• Q: Is there any plan for the offseason to be different this year than any time in the past?
• PURICHIA: “We want to do more strength training and work on some of the injuries we had. That’s probably going to be the only thing that will be different as a team. We’re going to try to improve the schedule. We did that last year just to challenge them. I don’t care what our record is — I just want to challenge them. I want to play teams that are as good as we are, if not better. Hopefully, they won’t ever lose the hunger to be the best. Each year it gets more difficult to challenge them, but these kids challenge themselves. They’re very goal-oriented and want to success. I think there’s enough to keep them hungry.”
• Q: What does it say about an athletic program at the 2A level that has a girls’ soccer program and a volleyball program both competing for state championships on an annual basis?
• PURICHIA: “There’s no better time to be a Pioneer than right now. This junior class, as a whole, has been part of five state championship appearances in three years. The fall this year was over the top exciting. When your teams are doing well, it promotes an attitude of pride that can’t be matched at other schools. It shows that hard work pays off. We have really good coaches here and really great kids here and I think we have amazing parents. [Providence girls’ soccer coach] Dave Smith once said this to me, that their state championship [in 2011] was going to be the first of many to come. All we needed was for somebody to open the door to make everyone realize it was possible. I think that’s exactly what happened. All of the sudden, all of these teams have hope. They know now it is possible. I think the soccer team paved the way for everybody else to believe we have what it takes to be a state championship school. It’s been so much fun to be a part of.”
• Q: Is there anything I didn’t ask that you’d like to address?
• PURICHIA: “The one thing I’d like to hit home is that I felt like — and I still feel this way, probably more now than I did on Saturday — the overwhelming response that this team has gotten the last couple of days reiterates in my mind what a special program Providence volleyball really is. It’s 40 years of people who have worked very hard. I feel like this is for all of them. This was the team that was finally able to get it done, but it was for a greater purpose. It was for everybody and I think that’s why everyone was excited. Everyone felt a part of it. Everyone who has ever been part of the program felt like this program belongs to them, as well. That’s very special to me.”

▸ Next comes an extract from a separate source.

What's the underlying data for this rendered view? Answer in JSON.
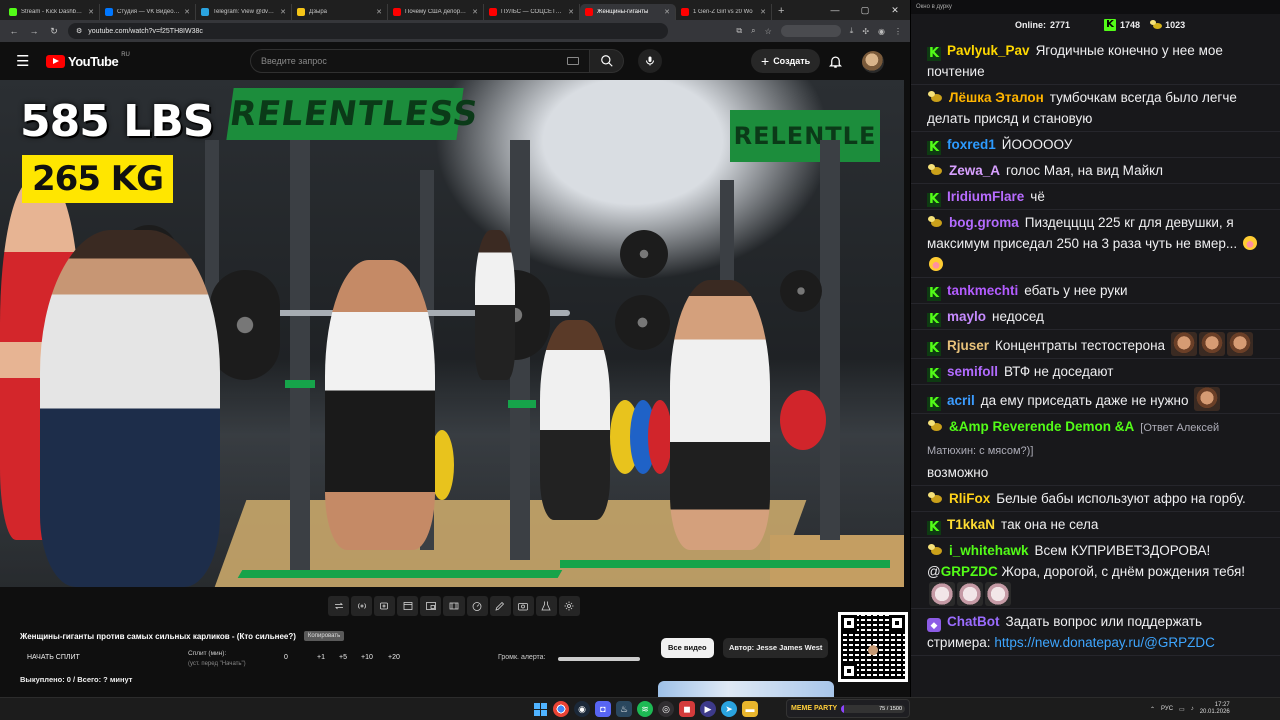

Note: Part 1 of this “On the Spot” feature ran in Thursday’s News and Tribune sports section.